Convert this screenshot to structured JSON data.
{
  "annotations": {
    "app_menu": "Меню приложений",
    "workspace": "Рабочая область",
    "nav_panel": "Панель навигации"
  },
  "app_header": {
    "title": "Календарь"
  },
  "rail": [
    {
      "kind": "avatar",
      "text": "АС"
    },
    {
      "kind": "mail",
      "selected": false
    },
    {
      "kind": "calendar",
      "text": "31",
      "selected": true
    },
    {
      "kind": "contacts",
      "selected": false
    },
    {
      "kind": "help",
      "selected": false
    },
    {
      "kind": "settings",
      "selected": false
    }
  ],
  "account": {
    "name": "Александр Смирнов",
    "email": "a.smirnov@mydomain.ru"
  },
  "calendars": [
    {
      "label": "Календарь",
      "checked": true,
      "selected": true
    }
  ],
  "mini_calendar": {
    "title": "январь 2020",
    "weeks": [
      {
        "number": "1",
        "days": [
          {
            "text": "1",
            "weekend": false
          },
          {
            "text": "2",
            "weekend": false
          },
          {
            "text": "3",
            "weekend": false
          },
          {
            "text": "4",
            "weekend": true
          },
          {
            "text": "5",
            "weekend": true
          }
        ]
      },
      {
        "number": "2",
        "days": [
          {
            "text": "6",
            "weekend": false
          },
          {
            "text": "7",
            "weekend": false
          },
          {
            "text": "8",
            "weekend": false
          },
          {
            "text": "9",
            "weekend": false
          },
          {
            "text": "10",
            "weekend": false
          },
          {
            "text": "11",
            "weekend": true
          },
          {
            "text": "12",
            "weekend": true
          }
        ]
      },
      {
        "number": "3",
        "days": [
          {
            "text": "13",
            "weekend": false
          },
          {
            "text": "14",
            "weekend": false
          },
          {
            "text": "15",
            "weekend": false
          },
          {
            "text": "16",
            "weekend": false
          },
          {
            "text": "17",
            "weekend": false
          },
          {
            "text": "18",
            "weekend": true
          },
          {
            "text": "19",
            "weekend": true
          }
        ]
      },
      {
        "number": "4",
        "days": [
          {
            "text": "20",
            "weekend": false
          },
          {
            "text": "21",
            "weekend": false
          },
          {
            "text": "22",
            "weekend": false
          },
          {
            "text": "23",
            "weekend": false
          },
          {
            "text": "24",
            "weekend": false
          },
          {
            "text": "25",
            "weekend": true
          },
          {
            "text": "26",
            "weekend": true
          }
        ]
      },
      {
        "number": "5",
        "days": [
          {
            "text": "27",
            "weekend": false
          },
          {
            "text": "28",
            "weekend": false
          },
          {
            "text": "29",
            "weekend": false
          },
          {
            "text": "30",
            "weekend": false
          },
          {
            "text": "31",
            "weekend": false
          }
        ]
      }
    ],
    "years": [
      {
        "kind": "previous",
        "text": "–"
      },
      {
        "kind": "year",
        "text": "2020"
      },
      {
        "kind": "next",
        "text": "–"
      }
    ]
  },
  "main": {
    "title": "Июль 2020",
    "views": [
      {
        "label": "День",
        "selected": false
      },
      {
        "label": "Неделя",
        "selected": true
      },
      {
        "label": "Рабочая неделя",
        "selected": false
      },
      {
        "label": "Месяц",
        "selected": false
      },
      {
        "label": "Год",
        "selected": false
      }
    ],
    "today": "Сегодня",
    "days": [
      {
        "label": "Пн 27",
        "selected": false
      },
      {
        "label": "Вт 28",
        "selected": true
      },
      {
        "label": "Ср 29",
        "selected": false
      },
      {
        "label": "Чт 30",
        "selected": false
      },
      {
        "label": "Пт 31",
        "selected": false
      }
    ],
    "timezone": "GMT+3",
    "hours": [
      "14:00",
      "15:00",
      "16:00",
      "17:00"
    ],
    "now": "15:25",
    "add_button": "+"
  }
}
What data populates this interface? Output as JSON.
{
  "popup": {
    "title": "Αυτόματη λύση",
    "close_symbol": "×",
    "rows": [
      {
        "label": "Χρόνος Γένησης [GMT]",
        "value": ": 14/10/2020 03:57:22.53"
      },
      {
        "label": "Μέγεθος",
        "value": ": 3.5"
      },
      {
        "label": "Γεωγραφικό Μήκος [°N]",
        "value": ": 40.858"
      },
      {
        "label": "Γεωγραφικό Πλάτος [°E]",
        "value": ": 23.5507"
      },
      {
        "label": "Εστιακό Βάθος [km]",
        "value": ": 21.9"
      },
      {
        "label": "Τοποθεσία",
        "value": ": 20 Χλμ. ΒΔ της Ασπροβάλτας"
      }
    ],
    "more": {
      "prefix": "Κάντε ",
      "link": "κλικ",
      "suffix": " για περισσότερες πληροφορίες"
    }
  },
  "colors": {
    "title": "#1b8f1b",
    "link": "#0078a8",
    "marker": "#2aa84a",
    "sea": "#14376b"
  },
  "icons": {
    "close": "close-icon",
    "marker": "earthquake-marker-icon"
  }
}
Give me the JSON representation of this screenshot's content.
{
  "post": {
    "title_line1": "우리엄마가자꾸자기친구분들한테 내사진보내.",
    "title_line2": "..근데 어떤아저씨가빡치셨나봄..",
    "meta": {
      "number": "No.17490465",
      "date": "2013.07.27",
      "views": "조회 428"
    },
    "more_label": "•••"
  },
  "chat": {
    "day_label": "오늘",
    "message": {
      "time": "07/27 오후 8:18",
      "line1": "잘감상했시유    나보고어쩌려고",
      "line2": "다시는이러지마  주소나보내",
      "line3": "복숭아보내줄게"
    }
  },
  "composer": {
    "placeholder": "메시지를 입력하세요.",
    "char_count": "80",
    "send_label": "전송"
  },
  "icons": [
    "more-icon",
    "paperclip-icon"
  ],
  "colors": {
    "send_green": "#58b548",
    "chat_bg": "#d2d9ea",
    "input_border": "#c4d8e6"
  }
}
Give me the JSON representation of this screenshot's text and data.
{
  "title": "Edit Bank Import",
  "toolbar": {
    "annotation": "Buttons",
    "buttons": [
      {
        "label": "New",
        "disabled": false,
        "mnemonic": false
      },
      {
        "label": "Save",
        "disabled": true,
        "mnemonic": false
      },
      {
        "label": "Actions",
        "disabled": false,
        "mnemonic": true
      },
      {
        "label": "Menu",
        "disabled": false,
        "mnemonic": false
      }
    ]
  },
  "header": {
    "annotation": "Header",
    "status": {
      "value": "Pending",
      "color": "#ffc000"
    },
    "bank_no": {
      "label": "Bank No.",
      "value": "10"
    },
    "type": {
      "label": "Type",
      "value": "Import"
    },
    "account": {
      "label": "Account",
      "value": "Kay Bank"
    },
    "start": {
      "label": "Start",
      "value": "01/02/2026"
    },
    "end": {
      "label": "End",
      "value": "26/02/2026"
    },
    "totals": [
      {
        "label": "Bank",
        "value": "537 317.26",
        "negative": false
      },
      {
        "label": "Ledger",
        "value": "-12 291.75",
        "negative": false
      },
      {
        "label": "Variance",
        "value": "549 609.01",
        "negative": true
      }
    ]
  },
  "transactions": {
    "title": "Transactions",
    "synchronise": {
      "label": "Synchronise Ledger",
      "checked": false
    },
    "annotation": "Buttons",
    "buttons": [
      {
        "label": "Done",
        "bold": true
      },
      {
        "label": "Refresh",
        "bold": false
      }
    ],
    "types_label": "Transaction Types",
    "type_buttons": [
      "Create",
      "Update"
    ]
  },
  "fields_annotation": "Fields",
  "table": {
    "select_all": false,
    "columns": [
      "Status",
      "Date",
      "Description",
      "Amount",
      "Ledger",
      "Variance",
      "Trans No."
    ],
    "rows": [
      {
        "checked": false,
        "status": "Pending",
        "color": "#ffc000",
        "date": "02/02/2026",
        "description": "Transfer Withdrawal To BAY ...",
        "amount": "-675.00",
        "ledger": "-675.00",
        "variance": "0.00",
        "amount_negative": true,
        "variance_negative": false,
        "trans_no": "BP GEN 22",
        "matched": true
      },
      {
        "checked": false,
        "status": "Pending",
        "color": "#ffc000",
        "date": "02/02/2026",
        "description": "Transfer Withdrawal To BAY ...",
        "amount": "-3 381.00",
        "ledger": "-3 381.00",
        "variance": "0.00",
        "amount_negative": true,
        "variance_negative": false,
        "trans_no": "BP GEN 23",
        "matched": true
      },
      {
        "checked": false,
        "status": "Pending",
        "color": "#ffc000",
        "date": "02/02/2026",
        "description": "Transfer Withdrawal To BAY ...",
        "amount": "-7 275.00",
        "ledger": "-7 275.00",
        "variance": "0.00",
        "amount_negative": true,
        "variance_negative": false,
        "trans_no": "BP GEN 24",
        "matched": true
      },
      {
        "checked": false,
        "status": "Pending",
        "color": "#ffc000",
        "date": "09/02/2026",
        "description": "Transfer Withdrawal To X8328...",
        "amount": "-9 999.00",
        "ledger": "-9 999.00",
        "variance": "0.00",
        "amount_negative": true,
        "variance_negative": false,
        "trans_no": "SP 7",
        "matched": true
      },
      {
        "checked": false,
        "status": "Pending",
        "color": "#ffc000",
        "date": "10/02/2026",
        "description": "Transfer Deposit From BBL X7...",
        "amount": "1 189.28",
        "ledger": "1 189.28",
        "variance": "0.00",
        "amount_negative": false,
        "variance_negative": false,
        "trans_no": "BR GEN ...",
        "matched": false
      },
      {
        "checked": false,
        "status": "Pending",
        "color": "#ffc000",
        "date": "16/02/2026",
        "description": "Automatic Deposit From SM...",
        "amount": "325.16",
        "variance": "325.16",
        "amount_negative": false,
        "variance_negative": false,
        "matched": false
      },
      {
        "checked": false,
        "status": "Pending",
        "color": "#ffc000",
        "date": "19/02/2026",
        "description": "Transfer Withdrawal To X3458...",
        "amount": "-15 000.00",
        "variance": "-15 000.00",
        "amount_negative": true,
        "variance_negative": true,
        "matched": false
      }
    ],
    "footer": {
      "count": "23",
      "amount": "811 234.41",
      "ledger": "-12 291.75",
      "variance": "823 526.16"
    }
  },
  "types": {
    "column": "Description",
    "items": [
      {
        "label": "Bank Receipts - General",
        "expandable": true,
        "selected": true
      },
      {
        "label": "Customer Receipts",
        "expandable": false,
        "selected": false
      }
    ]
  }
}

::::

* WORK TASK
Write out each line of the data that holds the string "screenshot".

* ANSWER TO THE EXERCISE
Convert this screenshot to structured JSON data.
Give me the JSON representation of this screenshot's content.
Give me the JSON representation of this screenshot's text and data.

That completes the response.